» **WHAT IS REQUIRED**: Give back every line of the material below that has the string "JSON".

» **DATA**:
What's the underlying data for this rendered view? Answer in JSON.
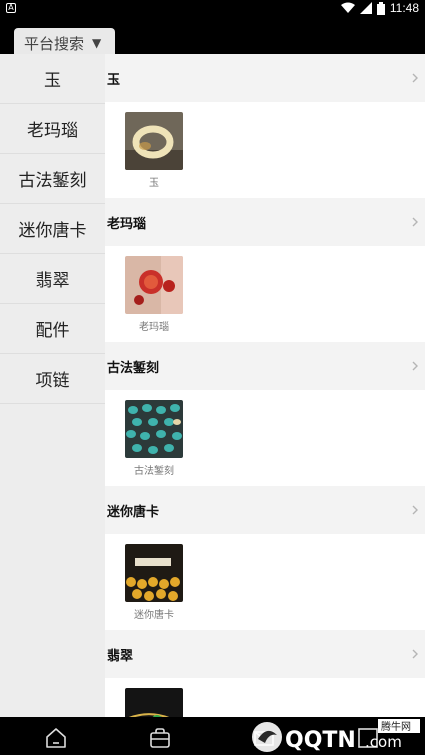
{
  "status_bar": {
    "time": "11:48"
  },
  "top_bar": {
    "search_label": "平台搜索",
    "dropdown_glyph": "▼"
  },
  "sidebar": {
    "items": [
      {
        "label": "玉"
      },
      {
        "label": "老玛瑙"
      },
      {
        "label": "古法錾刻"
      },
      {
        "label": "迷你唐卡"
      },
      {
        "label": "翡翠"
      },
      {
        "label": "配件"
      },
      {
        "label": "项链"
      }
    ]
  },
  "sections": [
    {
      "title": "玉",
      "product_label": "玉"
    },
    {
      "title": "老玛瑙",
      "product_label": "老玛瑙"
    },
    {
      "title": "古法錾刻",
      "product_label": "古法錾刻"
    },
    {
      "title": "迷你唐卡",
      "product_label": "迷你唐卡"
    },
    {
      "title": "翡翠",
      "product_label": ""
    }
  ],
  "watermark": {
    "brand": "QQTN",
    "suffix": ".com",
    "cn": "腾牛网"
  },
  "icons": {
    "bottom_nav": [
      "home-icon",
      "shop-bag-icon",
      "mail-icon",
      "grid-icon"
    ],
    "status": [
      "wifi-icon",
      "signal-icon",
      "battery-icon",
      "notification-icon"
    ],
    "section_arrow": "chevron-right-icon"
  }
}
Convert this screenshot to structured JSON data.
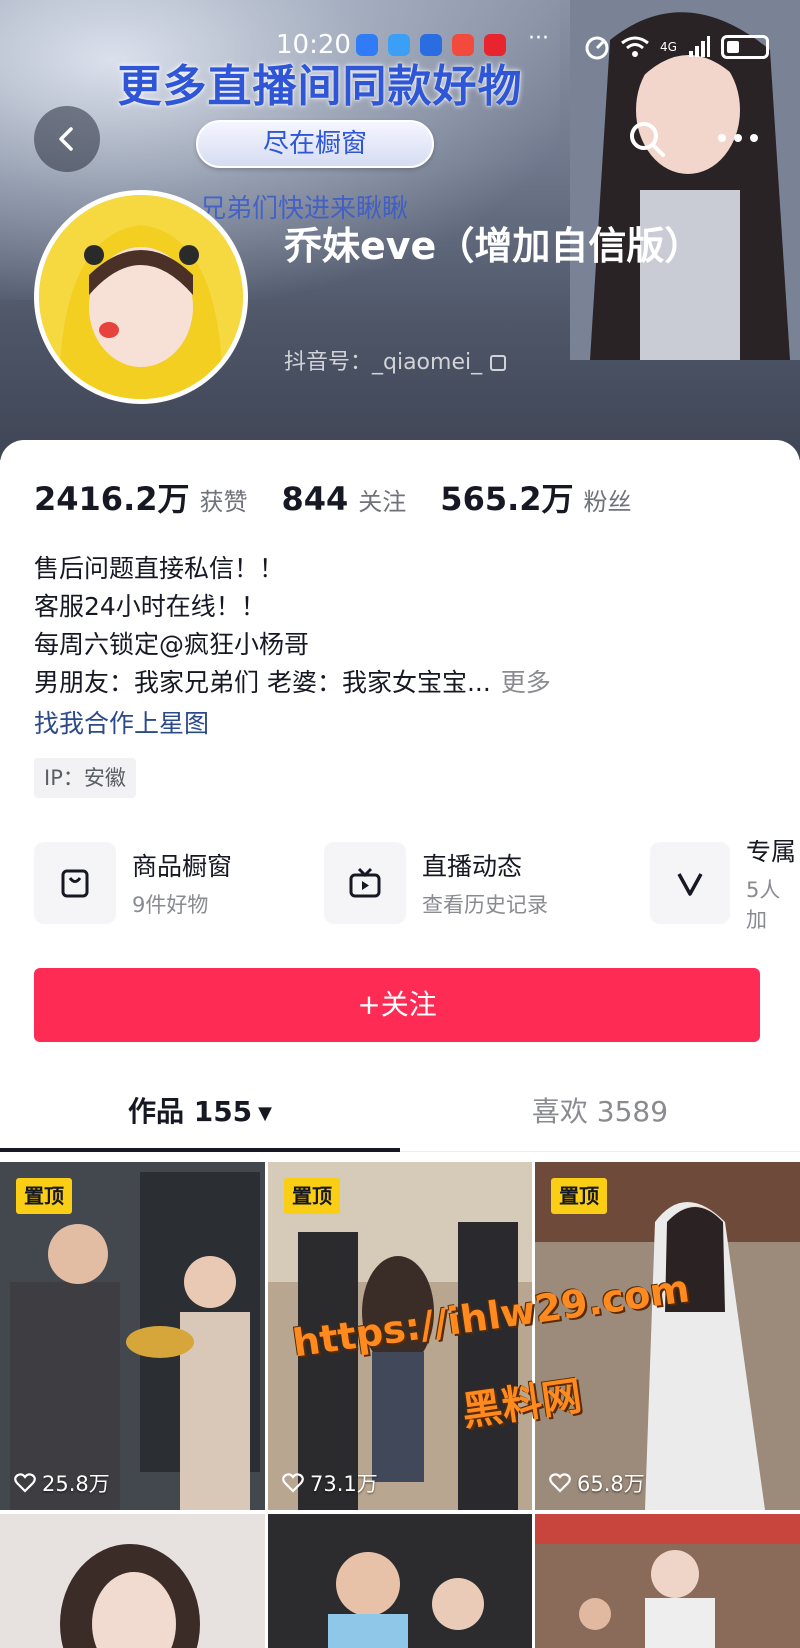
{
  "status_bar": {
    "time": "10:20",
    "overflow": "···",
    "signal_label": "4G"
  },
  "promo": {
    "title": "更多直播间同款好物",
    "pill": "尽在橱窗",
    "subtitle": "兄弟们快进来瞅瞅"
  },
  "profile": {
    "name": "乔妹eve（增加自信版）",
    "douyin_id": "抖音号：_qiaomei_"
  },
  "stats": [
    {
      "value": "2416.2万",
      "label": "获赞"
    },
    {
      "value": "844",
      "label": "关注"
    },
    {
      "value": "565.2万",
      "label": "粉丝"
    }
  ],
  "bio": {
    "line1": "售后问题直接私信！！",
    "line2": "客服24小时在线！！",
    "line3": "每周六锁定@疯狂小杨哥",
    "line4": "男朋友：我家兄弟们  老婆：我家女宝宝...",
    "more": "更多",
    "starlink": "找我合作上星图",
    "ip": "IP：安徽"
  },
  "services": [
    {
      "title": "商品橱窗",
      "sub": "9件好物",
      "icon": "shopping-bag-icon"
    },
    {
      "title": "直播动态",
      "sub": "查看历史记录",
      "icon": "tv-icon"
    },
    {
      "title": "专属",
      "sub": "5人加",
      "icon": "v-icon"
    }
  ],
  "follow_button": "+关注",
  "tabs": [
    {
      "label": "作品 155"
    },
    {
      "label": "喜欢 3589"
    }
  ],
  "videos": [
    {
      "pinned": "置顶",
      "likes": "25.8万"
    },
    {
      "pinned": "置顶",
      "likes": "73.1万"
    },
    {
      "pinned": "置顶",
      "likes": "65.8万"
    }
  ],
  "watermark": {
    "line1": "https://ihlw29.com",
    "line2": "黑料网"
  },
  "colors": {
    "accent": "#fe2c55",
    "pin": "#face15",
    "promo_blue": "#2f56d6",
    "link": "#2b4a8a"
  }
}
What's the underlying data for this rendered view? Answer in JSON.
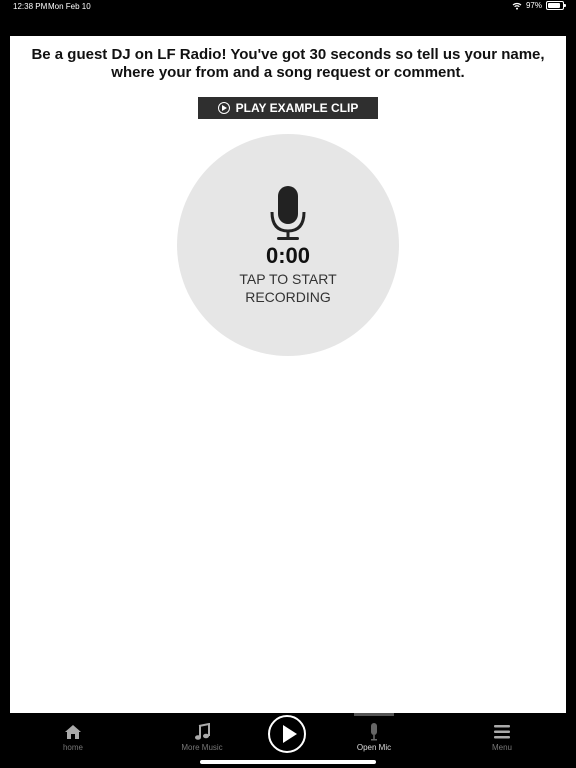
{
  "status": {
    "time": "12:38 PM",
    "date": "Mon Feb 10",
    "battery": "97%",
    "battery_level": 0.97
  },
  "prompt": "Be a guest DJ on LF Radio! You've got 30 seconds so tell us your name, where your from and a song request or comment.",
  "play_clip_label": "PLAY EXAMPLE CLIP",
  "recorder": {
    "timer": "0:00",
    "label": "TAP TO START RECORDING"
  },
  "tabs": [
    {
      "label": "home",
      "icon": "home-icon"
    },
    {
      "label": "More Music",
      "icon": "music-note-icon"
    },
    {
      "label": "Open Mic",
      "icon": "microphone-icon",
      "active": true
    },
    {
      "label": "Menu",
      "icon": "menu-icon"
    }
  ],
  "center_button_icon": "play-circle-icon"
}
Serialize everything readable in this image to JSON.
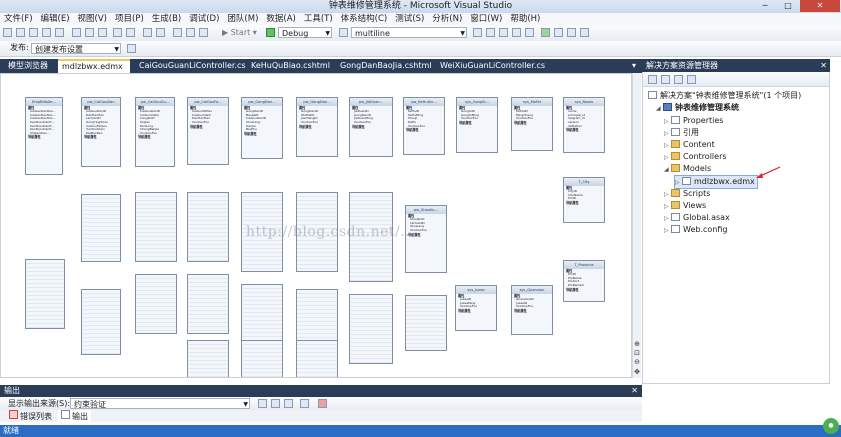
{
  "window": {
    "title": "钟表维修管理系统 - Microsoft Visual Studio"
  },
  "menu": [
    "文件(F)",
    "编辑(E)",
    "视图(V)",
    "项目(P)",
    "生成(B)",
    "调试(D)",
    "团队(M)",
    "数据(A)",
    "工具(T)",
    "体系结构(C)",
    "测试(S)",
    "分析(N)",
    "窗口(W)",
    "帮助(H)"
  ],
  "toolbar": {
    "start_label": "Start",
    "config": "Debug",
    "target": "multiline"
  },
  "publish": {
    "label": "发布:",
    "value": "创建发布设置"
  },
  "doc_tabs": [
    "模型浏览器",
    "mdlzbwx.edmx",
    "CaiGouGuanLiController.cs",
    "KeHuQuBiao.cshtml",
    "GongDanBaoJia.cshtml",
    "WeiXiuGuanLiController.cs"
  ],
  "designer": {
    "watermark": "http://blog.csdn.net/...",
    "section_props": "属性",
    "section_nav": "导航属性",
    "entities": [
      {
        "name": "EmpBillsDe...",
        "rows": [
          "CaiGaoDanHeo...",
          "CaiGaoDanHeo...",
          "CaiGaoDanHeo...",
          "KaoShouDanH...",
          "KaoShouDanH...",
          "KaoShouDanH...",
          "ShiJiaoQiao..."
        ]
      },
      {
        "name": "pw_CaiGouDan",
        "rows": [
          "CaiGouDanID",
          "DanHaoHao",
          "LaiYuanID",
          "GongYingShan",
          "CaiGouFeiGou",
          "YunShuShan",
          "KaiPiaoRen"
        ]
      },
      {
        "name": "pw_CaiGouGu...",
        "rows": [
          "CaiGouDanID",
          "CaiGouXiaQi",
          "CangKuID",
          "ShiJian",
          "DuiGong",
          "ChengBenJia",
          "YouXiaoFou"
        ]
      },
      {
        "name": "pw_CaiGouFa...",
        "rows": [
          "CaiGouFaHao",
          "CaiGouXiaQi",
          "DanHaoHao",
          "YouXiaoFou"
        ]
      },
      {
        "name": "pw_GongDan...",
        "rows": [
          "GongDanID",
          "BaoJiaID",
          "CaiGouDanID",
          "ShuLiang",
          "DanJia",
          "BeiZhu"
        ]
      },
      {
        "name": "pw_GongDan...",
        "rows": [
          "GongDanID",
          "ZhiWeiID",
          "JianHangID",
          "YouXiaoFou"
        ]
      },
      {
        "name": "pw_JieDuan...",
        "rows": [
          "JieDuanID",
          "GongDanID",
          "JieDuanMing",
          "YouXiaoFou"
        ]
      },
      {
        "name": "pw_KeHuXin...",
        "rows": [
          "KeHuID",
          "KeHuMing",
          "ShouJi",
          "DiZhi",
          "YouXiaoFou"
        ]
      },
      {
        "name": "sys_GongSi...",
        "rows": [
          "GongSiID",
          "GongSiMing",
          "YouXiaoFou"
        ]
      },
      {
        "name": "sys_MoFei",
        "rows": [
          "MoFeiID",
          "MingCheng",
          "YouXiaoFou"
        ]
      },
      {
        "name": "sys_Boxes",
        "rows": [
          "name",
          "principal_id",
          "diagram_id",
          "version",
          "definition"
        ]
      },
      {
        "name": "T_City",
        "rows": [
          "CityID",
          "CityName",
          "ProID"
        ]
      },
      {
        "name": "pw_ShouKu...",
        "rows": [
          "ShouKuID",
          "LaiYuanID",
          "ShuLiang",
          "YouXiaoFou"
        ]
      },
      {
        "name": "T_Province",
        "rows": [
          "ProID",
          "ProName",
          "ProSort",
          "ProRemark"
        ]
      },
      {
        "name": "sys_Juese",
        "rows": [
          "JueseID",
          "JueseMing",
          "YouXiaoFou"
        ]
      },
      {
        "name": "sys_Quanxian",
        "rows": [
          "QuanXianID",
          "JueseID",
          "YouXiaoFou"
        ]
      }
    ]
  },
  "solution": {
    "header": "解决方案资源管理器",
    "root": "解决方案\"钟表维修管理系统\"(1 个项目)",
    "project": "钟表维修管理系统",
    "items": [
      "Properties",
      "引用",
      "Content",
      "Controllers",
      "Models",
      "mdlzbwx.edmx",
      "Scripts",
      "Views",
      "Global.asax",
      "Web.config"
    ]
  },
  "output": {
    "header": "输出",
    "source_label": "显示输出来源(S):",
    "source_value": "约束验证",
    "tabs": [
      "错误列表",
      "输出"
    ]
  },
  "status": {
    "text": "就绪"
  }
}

» **SOLUTION**:
What's the underlying data for this rendered view? Answer in JSON.
Convert this screenshot to structured JSON data.
What's the underlying data for this rendered view? Answer in JSON.
Serialize everything readable in this image to JSON.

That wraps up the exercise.